Emma Klingenberg owned the Scottish small town Nairn today on the first leg for Denmark – getting a big gap already after 2 minutes running. From there it was clear that this was Denmark’s day. In the end Norway surprised with silver, Russia took bronze as last year and Switzerland disappointed with a 4th place after being in the fight for gold until the middle of the last leg.
After the first leg the gap was 46(!) seconds for Denmark’s Klingenberg down to Italy in 2nd – Switzerland and Norway were 48 seconds behind. The spectators could see how Klingenberg stopped at several controls, made 100% sure she took the correct choice, and sprinted on in a speed nobody could match. – My race was good. I actually stopped to look at the map several times to make sure I got the right route choice, Klingenberg commented after her race.
Great catch-up by Matthias Kyburz
Tue Lassen ran a solid second leg – losing some seconds all the way, but in the end letting Søren Bobach out with a clear 32 second lead. Bobach had some small trouble – losing half a minute to chasing Swiss Matthias Kyburz who ran a fantastic race again (only Mårten Boström, Finland could match his speed, but further back in the field).
Gap widening meter by meter

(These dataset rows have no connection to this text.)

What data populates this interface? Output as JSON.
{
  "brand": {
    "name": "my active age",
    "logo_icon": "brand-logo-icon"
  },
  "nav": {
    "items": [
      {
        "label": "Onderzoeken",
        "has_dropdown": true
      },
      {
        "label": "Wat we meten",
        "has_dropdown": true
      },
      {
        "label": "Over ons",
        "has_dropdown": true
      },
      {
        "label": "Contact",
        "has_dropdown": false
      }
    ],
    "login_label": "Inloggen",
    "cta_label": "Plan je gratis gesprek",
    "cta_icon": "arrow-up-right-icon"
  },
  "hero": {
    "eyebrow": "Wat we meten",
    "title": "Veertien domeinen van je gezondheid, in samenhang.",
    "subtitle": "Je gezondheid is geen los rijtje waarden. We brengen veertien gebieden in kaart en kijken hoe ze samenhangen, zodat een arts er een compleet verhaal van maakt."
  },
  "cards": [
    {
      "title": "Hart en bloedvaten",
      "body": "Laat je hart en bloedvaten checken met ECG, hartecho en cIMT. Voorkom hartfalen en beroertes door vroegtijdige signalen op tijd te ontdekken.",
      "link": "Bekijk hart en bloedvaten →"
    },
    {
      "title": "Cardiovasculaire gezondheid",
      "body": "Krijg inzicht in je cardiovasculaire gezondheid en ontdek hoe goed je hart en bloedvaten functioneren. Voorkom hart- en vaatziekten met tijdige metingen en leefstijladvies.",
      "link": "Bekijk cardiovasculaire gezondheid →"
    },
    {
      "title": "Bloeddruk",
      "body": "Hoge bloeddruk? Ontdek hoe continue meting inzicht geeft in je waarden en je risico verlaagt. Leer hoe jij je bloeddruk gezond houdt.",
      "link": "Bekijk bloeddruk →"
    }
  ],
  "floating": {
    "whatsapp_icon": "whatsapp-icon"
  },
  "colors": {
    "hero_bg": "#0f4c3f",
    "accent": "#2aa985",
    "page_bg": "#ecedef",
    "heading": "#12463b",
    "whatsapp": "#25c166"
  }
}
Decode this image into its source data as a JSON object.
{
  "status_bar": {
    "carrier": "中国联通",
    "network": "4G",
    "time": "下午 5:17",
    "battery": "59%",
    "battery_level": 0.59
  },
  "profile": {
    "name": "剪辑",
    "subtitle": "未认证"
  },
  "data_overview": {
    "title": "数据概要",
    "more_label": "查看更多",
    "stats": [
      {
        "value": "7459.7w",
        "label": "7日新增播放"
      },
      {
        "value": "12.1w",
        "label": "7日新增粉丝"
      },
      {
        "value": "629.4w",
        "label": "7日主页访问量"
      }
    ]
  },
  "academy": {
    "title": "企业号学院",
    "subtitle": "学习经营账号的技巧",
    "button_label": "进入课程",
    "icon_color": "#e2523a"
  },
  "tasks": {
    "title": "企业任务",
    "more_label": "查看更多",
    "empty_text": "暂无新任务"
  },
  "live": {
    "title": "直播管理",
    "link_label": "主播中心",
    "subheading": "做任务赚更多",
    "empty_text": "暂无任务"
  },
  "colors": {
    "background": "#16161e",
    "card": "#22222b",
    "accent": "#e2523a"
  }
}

Out on the last leg it was Maja Alm (Denmark) against Judith Wyder (Switzerland) – Wyder chasing only one second behind. Everything looked set for a tight fight all the way to the finish, but suddenly Alm got a big gap to Wyder – widening by the meter due to Wyder having problem with an injury. Alm just kept going and going – and in the end the margin was 1:21 to the silver medal!
– It was a lot of pressure for the start of the race. I couldn’t believe I was in with a chance of gold, so there was a lot of pressure. I just want to thank everyone on the team, Alm commented to the WOC LiveBlog team after the race.
Hausken Nordberg showed power
Meanwhile there was a fight for bronze behind – at least that is what everybody thought. Out onto the last leg it was Sweden and France closest, but France lost contact, and Sweden looked set for bronze at the arena passage with a 38 second gap to Norway and a chasing pack consisting of France, Russia, and Finland just behind. Towards the end of the last leg Norway’s Anne Margrethe Hausken Nordberg (17 seconds slower time than Alm) showed the same power she showed when winning O-Ringen less than 2 weeks ago – running in to a clear silver medal ahead of Russia’s Galina Vinogradova (10 seconds slower time than Alm). Swiss Wyder came disappointed to the finish to a 4th place.
Vinogradova was surprised to catch Wyder – and didn’t know she was running for a medal. – It was very fast – I didn’t realise my position until the second half. I saw Judith [Wyder], but initially didn’t believe I could catch her, or realise that I was in the running for the bronze medal, Vinogradova commented after the race.
1. Denmark 60:54 (Klingenberg, Lassen, Bobach, Alm)
2. Norway 62:15 (Egseth, Jarvis Westergård, Kvaal Østerbø, Hausken Nordberg)
3. Russia 62:20 (Riabkina, Tikhonov, Khramov, Vinogradova)
4. Switzerland 62:25
5. Sweden 62:32
6. Finland 62:59